Why climate change is a pandemic in slow motion


Rob Wijnberg of the Correspondent understands that it is exhausting, but I would like to talk about the crisis that the world is now in its grasp, which we have ignored and trivialized for too long, which was first dismissed by populists as nonsense, which makes us all extra hard. , the weakest among us the hardest, with China and the US as epicentre of the problem.I'm talking, of course, about #klimaatverandering .

Agreement 1: The problem is largely invisible (and that invisibility is the problem)Contra-intuitive but true: the dangerous thing about the coronavirus is not so much that the disease you get from it is very serious, but that it is not so serious for many. The fact that many patients hardly show any symptoms has greatly contributed to the spread of the virus.

One and a half degrees increase: that seems, even for the climate, 'but a flu'

Something similar applies to climate change: most of us are simply experiencing the consequences too little to realize that the earth is warming up — let alone want to do something about it. One and a half degrees increase: that seems, even for the climate, 'but a flu'. This is partly due to the incubation period. More than a week has been a long time for a viral disease — think about how many people you can infect unnoticed at that time. But the incubation period of climate change is truly disastrous: decades, if not more.
The effects of climate change extend as far as the year 2200 and beyond. And even if we found a magical way to end all CO2 emissions tomorrow, 15 to 40 percent of the CO2 we produce will still be in the air in a thousand years.

Although the coronacrisis has overwhelmed the world, it did not come unexpectedly. After all, it is the result of a number of fundamental weaving errors in our globalised world.

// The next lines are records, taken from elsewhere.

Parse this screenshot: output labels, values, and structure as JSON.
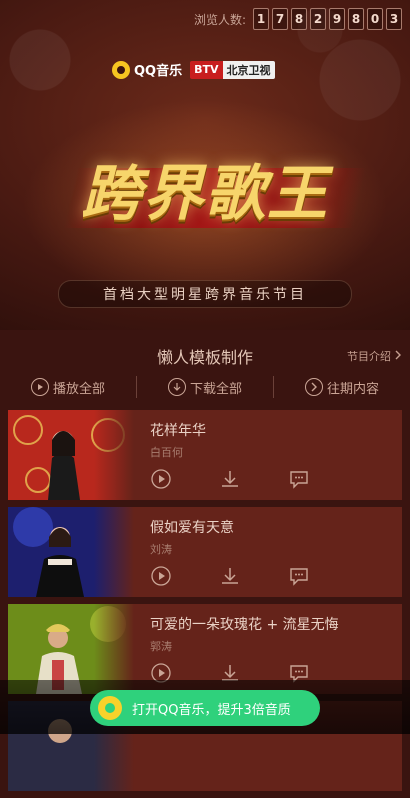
{
  "header": {
    "visit_label": "浏览人数:",
    "visit_digits": [
      "1",
      "7",
      "8",
      "2",
      "9",
      "8",
      "0",
      "3"
    ]
  },
  "logos": {
    "qq_text": "QQ音乐",
    "btv_left": "BTV",
    "btv_right": "北京卫视"
  },
  "hero": {
    "title": "跨界歌王",
    "subtitle": "首档大型明星跨界音乐节目"
  },
  "section": {
    "title": "懒人模板制作",
    "intro_link": "节目介绍"
  },
  "actions": [
    {
      "label": "播放全部",
      "icon": "play-circle-icon"
    },
    {
      "label": "下载全部",
      "icon": "download-circle-icon"
    },
    {
      "label": "往期内容",
      "icon": "chevron-right-circle-icon"
    }
  ],
  "songs": [
    {
      "title": "花样年华",
      "singer": "白百何"
    },
    {
      "title": "假如爱有天意",
      "singer": "刘涛"
    },
    {
      "title": "可爱的一朵玫瑰花 + 流星无悔",
      "singer": "郭涛"
    }
  ],
  "banner": {
    "button_text": "打开QQ音乐，提升3倍音质"
  },
  "colors": {
    "background": "#3a1410",
    "card": "#65231a",
    "accent_green": "#2fd17c",
    "qq_yellow": "#f6c521"
  }
}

Weaving errors that are now more visible than ever. That our dealings with animals are untenable. That patent law in the pharmaceutical industry poses a danger to public health. That the fossil industry, like the financial sector, can only exist by virtue of privatised profits and socialised burdens.

The climate crisis requires an equally fundamental redevelopment of society.

In 30 years, the whole fossil world order must be transformed into a CO2 free economy, in which almost every production process must be reinvented, in a way that distributes its costs and benefits more fairly.

For the record, I am not saying that what we are doing now to combat the coronavirus is the same as what climate change demands from us. Conservative commentators already create that deceptive impression

This article in the National Review already gives the impression that action against climate change is mainly 'losses'. 'The coronavirus economy is a preview of the Green New Deal Economy' to discredit climate policy. Paraphrased: 'See, millions of unemployed, dense restaurants and never travel again: this is what the future looks like when we listen to the climate mafia. '

No, a sustainable society is not a pandemic bunker. The agreement is that the necessary change will be far-reaching. There really is no app for it.

Read also: 'Can you control the coronavirus with an app? ' of correspondents Maurits Martijn and Dimitri Tokmetzis.

Because continue to consider the land as a bottomless treasure and the air as an infinite waste bin to artificially raise quarterly profits, with CEOs comparing the size of their bonus in reality-tight boardrooms, while at the same time begging for taxpayers' money refuse to pay: no, that's not the normal thing we can return to.

But if the coronacrisis shows something, it is: big social change to protect us all, it can. Now is the time to overcome not one but two crises. Starting with the trillions (!) to spend on coronameasures sustainably.

No state aid to fossil industries without an exit strategy to a CO2-free business model within 30 years. No State aid to companies with bank accounts in tax havens. And all the more state aid for truly sustainable alternatives. What did we think of that?

Before Mother Earth ends up in the ICU.

Excerpts from Why climate change is a pandemic in slow motion (and what we can learn from it)

Photos Benoit Aquin The Chinese Dust Bowl